On December 22, 2020, the Internal Revenue Service (IRS) issued the 2021 optional standard mileage rates used to calculate the deductible costs of operating an automobile for business, charitable, medical or moving purposes.

Beginning January 1, 2021, the standard mileage rates for the use of a car (also vans, pickups or panel trucks) will be:

  • 56 cents per mile for business miles driven (down a one-and-a-half cents from the 2020 rate).
  • 16 cents per mile driven for medical or moving purposes for qualified active duty members of the Armed Forces (down one cent from the 2020 rate).
  • 14 cents per mile driven in service of charitable organizations (same as 2020).

The standard mileage rate for business use is based on an annual study of the fixed and variable costs of operating an automobile, including depreciation, insurance, repairs, tires, maintenance, gas and oil. The rate for medical and moving purposes is based on the variable costs, such as gas and oil. The charitable rate is set by law.

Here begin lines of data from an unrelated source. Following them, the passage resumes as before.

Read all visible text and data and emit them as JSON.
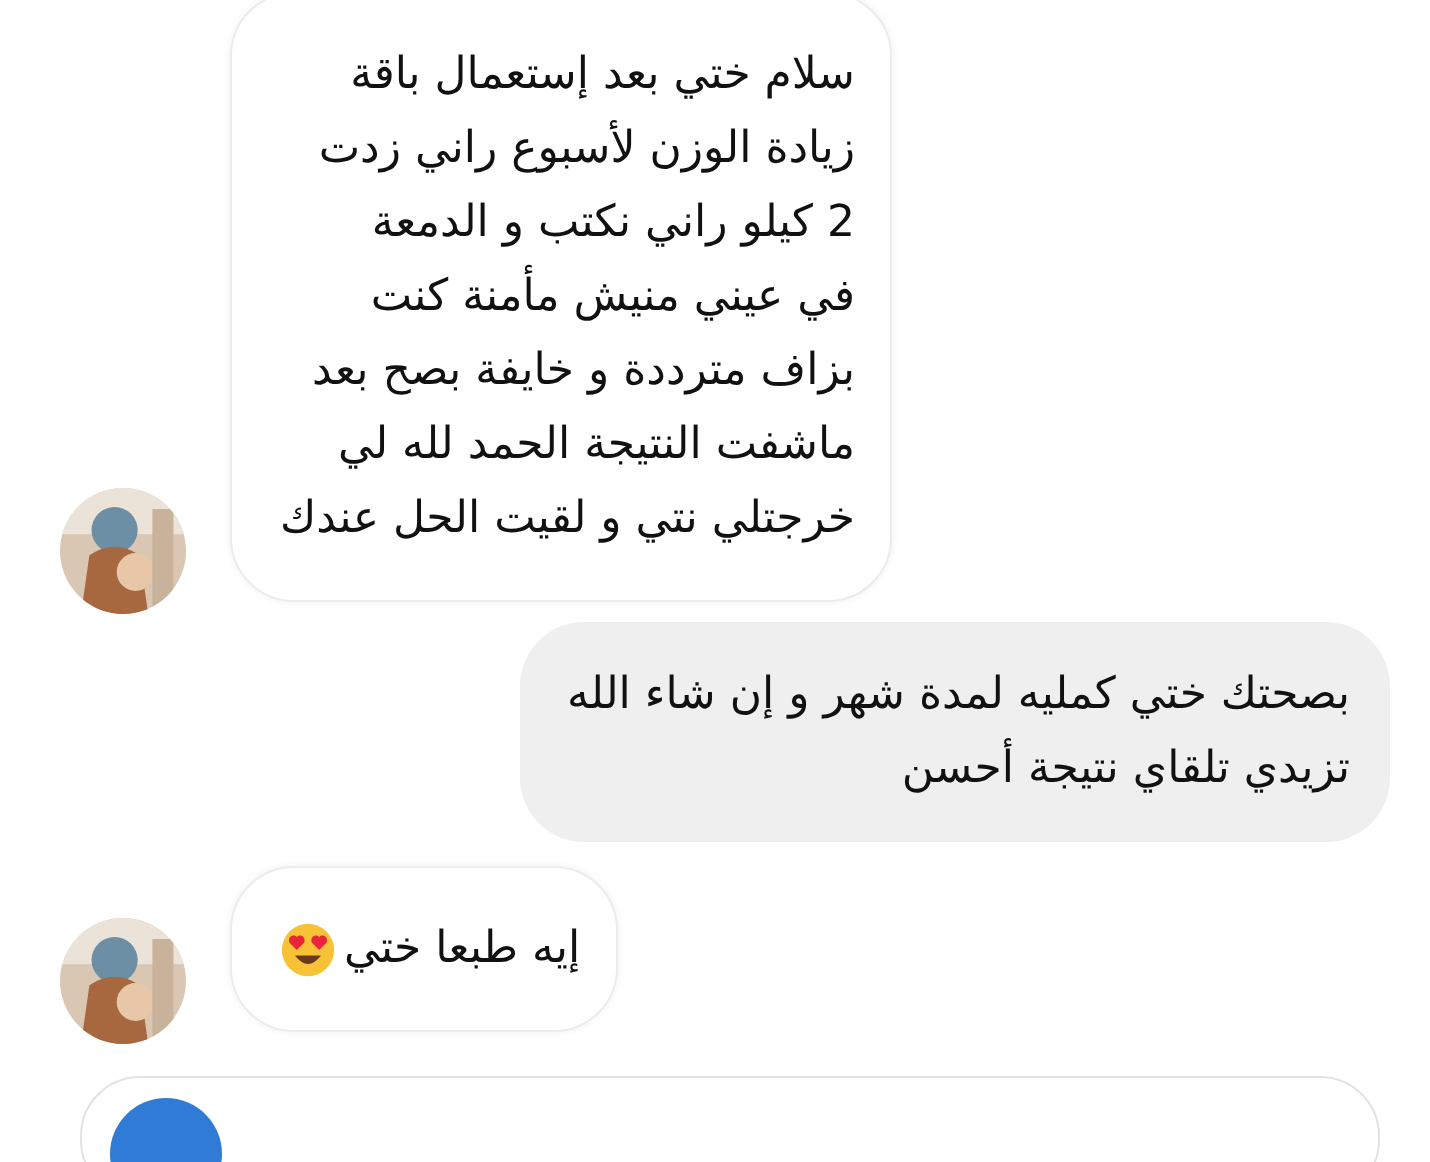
{
  "messages": [
    {
      "kind": "incoming",
      "lines": [
        "سلام ختي بعد إستعمال باقة",
        "زيادة الوزن لأسبوع راني زدت",
        "2 كيلو راني نكتب و الدمعة",
        "في عيني منيش مأمنة كنت",
        "بزاف مترددة و خايفة بصح بعد",
        "ماشفت النتيجة الحمد لله لي",
        "خرجتلي نتي و لقيت الحل عندك"
      ]
    },
    {
      "kind": "outgoing",
      "lines": [
        "بصحتك ختي كمليه لمدة شهر و إن شاء الله",
        "تزيدي تلقاي نتيجة أحسن"
      ]
    },
    {
      "kind": "incoming",
      "lines": [
        "إيه طبعا ختي"
      ],
      "emoji": true
    },
    {
      "kind": "cut_off"
    }
  ]
}
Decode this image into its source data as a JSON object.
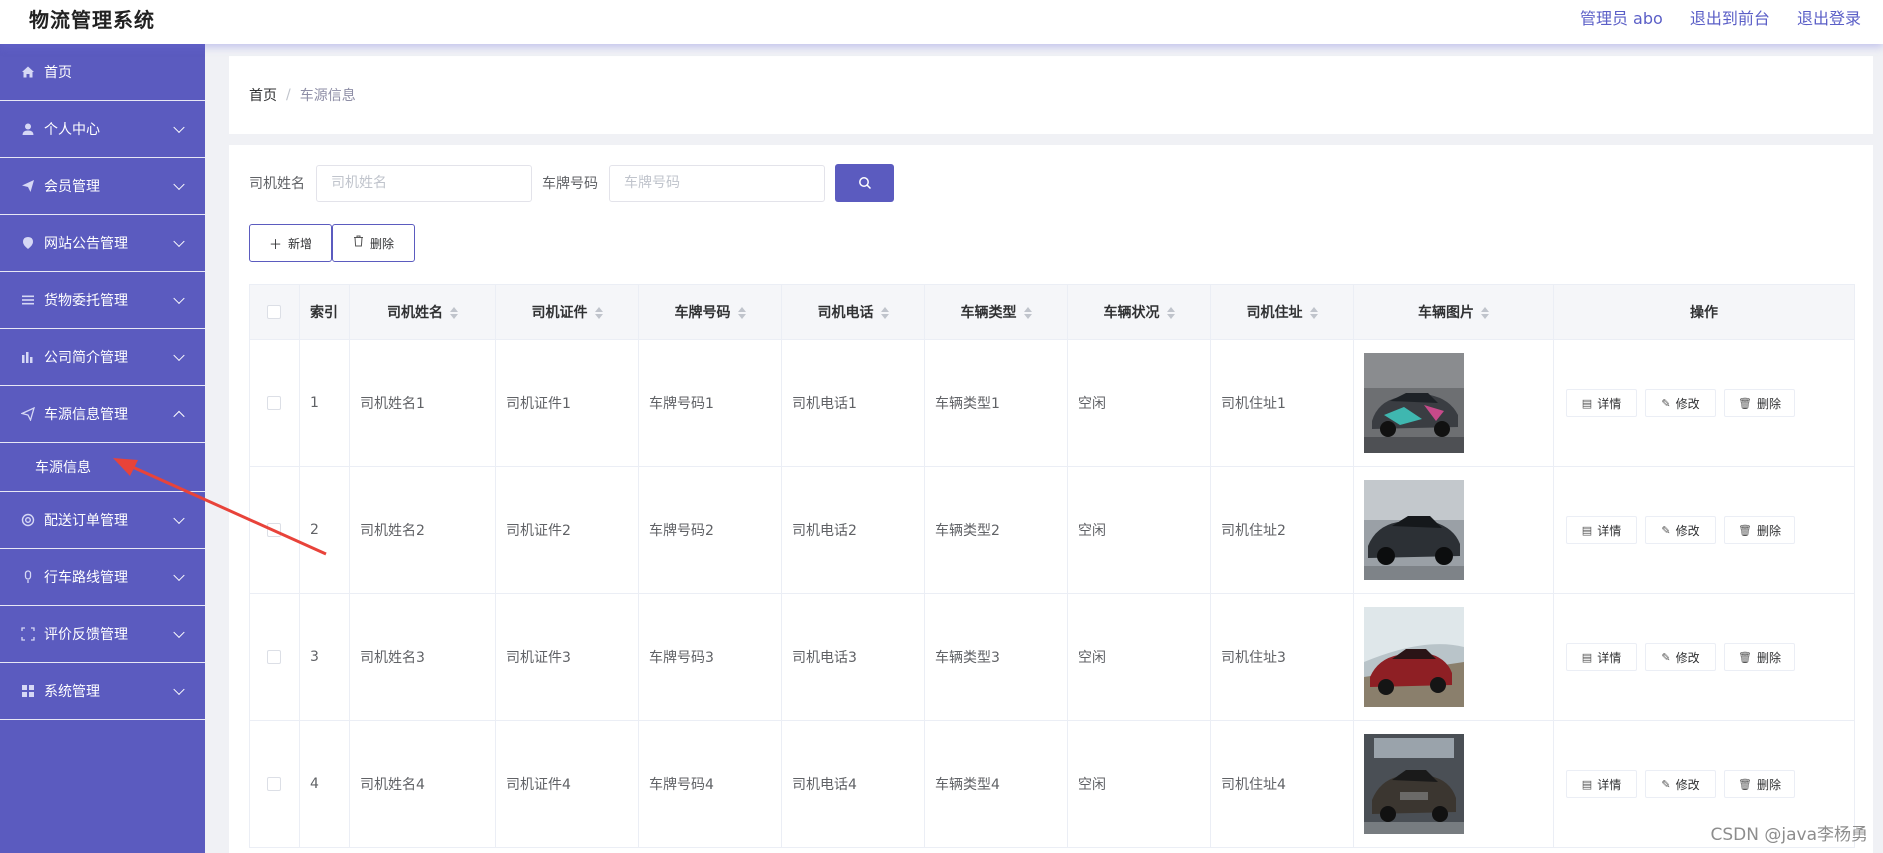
{
  "header": {
    "app_title": "物流管理系统",
    "admin_label": "管理员 abo",
    "back_front_label": "退出到前台",
    "logout_label": "退出登录"
  },
  "sidebar": {
    "items": [
      {
        "label": "首页",
        "icon": "home-icon"
      },
      {
        "label": "个人中心",
        "icon": "user-icon"
      },
      {
        "label": "会员管理",
        "icon": "send-icon"
      },
      {
        "label": "网站公告管理",
        "icon": "location-icon"
      },
      {
        "label": "货物委托管理",
        "icon": "menu-icon"
      },
      {
        "label": "公司简介管理",
        "icon": "chart-icon"
      },
      {
        "label": "车源信息管理",
        "icon": "send-icon"
      },
      {
        "label": "配送订单管理",
        "icon": "help-icon"
      },
      {
        "label": "行车路线管理",
        "icon": "microphone-icon"
      },
      {
        "label": "评价反馈管理",
        "icon": "fullscreen-icon"
      },
      {
        "label": "系统管理",
        "icon": "grid-icon"
      }
    ],
    "submenu_label": "车源信息"
  },
  "breadcrumb": {
    "home": "首页",
    "separator": "/",
    "current": "车源信息"
  },
  "search": {
    "driver_name_label": "司机姓名",
    "driver_name_placeholder": "司机姓名",
    "plate_label": "车牌号码",
    "plate_placeholder": "车牌号码"
  },
  "actions": {
    "add_label": "新增",
    "delete_label": "删除"
  },
  "table": {
    "headers": [
      "索引",
      "司机姓名",
      "司机证件",
      "车牌号码",
      "司机电话",
      "车辆类型",
      "车辆状况",
      "司机住址",
      "车辆图片",
      "操作"
    ],
    "rows": [
      {
        "index": "1",
        "name": "司机姓名1",
        "cert": "司机证件1",
        "plate": "车牌号码1",
        "phone": "司机电话1",
        "type": "车辆类型1",
        "status": "空闲",
        "address": "司机住址1"
      },
      {
        "index": "2",
        "name": "司机姓名2",
        "cert": "司机证件2",
        "plate": "车牌号码2",
        "phone": "司机电话2",
        "type": "车辆类型2",
        "status": "空闲",
        "address": "司机住址2"
      },
      {
        "index": "3",
        "name": "司机姓名3",
        "cert": "司机证件3",
        "plate": "车牌号码3",
        "phone": "司机电话3",
        "type": "车辆类型3",
        "status": "空闲",
        "address": "司机住址3"
      },
      {
        "index": "4",
        "name": "司机姓名4",
        "cert": "司机证件4",
        "plate": "车牌号码4",
        "phone": "司机电话4",
        "type": "车辆类型4",
        "status": "空闲",
        "address": "司机住址4"
      }
    ],
    "row_actions": {
      "detail": "详情",
      "edit": "修改",
      "delete": "删除"
    }
  },
  "watermark": "CSDN @java李杨勇",
  "colors": {
    "accent": "#5b5bbf",
    "arrow": "#e8433a"
  }
}
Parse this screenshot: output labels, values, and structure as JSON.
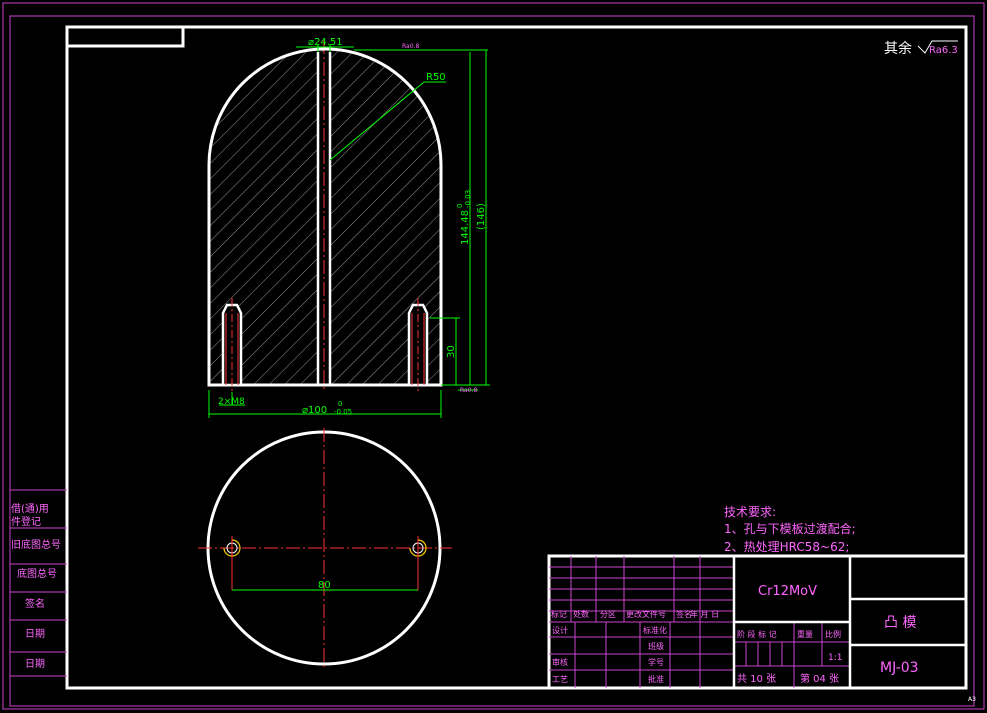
{
  "surface_finish": {
    "prefix": "其余",
    "value": "Ra6.3"
  },
  "corner_mark": "A3",
  "dimensions": {
    "top_diameter": "⌀24.51",
    "small_finish": "Ra0.8",
    "radius": "R50",
    "height_value": "144.48",
    "height_tol_upper": "0",
    "height_tol_lower": "-0.03",
    "height_ref": "(146)",
    "hole_depth": "30",
    "thread": "2×M8",
    "base_diameter": "⌀100",
    "base_tol_upper": "0",
    "base_tol_lower": "-0.05",
    "right_finish": "Ra0.8",
    "hole_spacing": "80"
  },
  "tech_requirements": {
    "title": "技术要求:",
    "items": [
      "1、孔与下模板过渡配合;",
      "2、热处理HRC58~62;"
    ]
  },
  "side_labels": [
    "借(通)用",
    "件登记",
    "旧底图总号",
    "底图总号",
    "签名",
    "日期",
    "日期"
  ],
  "title_block": {
    "material": "Cr12MoV",
    "part_name": "凸 模",
    "drawing_no": "MJ-03",
    "header_row": [
      "标记",
      "处数",
      "分区",
      "更改文件号",
      "签名",
      "年 月 日"
    ],
    "left_labels": [
      "设计",
      "",
      "审核",
      "工艺"
    ],
    "mid_labels": [
      "标准化",
      "班级",
      "学号",
      "批准"
    ],
    "stage_header": [
      "阶 段 标 记",
      "重量",
      "比例"
    ],
    "scale": "1:1",
    "sheets_total": "共 10 张",
    "sheet_no": "第 04 张"
  },
  "colors": {
    "outline": "#ffffff",
    "dimension": "#00ff00",
    "center": "#ff3333",
    "hatch": "#cccccc",
    "title_grid": "#cc44cc",
    "magenta_text": "#ff66ff",
    "center_marks": "#ffcc00"
  }
}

Both the California courts and the California Division of Labor Standards Enforcement (DLSE) have stated that using the IRS mileage rate will generally satisfy an employer’s obligation to reimburse for business-related personal vehicle expenses, absent evidence to the contrary. If an employee can show that the chosen mileage reimbursement rate, even the IRS rate, does not cover all actual expenses the employee has incurred, the employer must pay the difference.